LMC: Do these portals or windows evoke specific places? Can you share some of these stories of specific places, if they do?
AU: Some of these portals are unintentionally manufactured to reconnect with recognizable spaces and moments. The shutters are very iconographical and repetitive, in the sense that they always reoccur in places and spaces throughout my life: from my grandmother’s house in Agbor to the schools I attended growing up in Ibusa, Ejeme and Asaba. These were local architectural designs and low-cost choices only available to a certain class of people I identified with. My very first one-room apartment I had in college in Nsukka had these shutters too. From my window, I always watched my neighbors do basic, everyday life activities like farming and laundry by hand in their backyards. These were visual imageries I consumed everyday. I feel so privileged to be in a developed country now, but the truth is I am a product of a developing country, and I almost forget that was my home for 25 years. These paintings provide a more symbolic and metaphorical window into my biographical past, growing up in South Eastern Nigeria.
LMC: What is that everyday transition like, living between the worlds of a developing country and a developed one?
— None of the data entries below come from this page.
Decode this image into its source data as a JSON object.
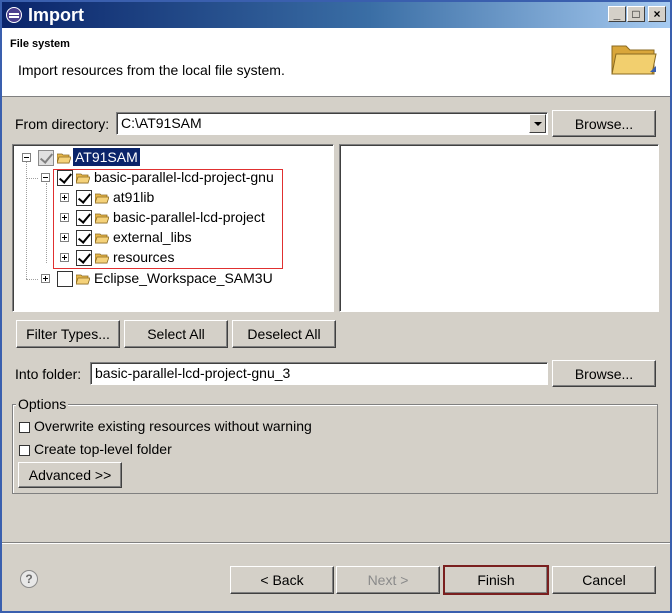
{
  "window": {
    "title": "Import",
    "controls": {
      "minimize": "_",
      "maximize": "□",
      "close": "×"
    }
  },
  "header": {
    "title": "File system",
    "description": "Import resources from the local file system.",
    "icon": "folder-icon"
  },
  "from_directory": {
    "label": "From directory:",
    "value": "C:\\AT91SAM",
    "browse_label": "Browse..."
  },
  "tree": {
    "root": {
      "label": "AT91SAM",
      "checked": true,
      "greyed": true
    },
    "project": {
      "label": "basic-parallel-lcd-project-gnu",
      "checked": true
    },
    "children": [
      {
        "label": "at91lib",
        "checked": true
      },
      {
        "label": "basic-parallel-lcd-project",
        "checked": true
      },
      {
        "label": "external_libs",
        "checked": true
      },
      {
        "label": "resources",
        "checked": true
      }
    ],
    "other": {
      "label": "Eclipse_Workspace_SAM3U",
      "checked": false
    }
  },
  "selection_buttons": {
    "filter_types": "Filter Types...",
    "select_all": "Select All",
    "deselect_all": "Deselect All"
  },
  "into_folder": {
    "label": "Into folder:",
    "value": "basic-parallel-lcd-project-gnu_3",
    "browse_label": "Browse..."
  },
  "options": {
    "label": "Options",
    "overwrite": {
      "label": "Overwrite existing resources without warning",
      "checked": false
    },
    "create_top_level": {
      "label": "Create top-level folder",
      "checked": false
    },
    "advanced_label": "Advanced >>"
  },
  "footer": {
    "back": "< Back",
    "next": "Next >",
    "finish": "Finish",
    "cancel": "Cancel"
  },
  "colors": {
    "title_gradient_start": "#0a246a",
    "selection": "#0a246a",
    "highlight_box": "#e03030",
    "folder": "#e8b84a"
  }
}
How did this influence your practice when you first arrived in the States, how has this evolved the longer you have lived here?
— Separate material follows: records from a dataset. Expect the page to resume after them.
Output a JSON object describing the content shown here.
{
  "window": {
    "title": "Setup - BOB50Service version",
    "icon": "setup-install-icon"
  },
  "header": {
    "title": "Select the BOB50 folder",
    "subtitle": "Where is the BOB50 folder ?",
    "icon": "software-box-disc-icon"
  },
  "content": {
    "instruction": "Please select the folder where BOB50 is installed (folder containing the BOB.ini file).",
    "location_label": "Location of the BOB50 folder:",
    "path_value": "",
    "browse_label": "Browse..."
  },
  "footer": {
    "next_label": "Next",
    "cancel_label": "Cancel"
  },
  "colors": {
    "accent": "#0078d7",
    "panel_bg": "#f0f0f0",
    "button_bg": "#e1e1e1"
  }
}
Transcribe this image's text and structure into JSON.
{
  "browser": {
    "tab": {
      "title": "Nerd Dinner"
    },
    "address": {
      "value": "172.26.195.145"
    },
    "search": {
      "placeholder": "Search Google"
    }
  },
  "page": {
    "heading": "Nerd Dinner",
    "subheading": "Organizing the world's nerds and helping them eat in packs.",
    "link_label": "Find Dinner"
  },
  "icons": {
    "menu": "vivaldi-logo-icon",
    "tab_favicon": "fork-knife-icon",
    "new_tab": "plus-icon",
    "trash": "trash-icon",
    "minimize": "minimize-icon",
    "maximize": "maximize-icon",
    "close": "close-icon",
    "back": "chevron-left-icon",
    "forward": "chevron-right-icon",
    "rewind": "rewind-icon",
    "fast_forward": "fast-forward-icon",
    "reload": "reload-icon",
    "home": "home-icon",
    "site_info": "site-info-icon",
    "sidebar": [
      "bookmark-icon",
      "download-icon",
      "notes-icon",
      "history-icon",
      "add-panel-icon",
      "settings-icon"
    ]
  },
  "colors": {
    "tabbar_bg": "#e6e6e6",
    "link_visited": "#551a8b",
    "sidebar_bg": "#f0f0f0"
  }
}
AU: It is not as easy as it appears. I am grateful to be here and to have to experience life in a different environment, different from one that I have been used to for a longer period of time. However, I always feel so out of place in most situations. I talk and act differently, I look and think differently. Everything around me is a daily reminder that I am a visitor here. Everything around me reminds me of that. I am stateless. I am neither here nor there. The only way I know how to psychologically balance it out is through my work. When I first arrived it wasn’t a big deal because I knew Nigeria would always be my home but going back to Nigeria in 2018 I found out the country had moved on without me. I felt homeless. I still feel homeless. Tackling this duality through the years has always shone through my work. I am embracing it and I am learning to create a new world from it.
Windows for Forgotten Landscapes is on view at the Rockport Center for the Arts from August 5 through September 16, 2022.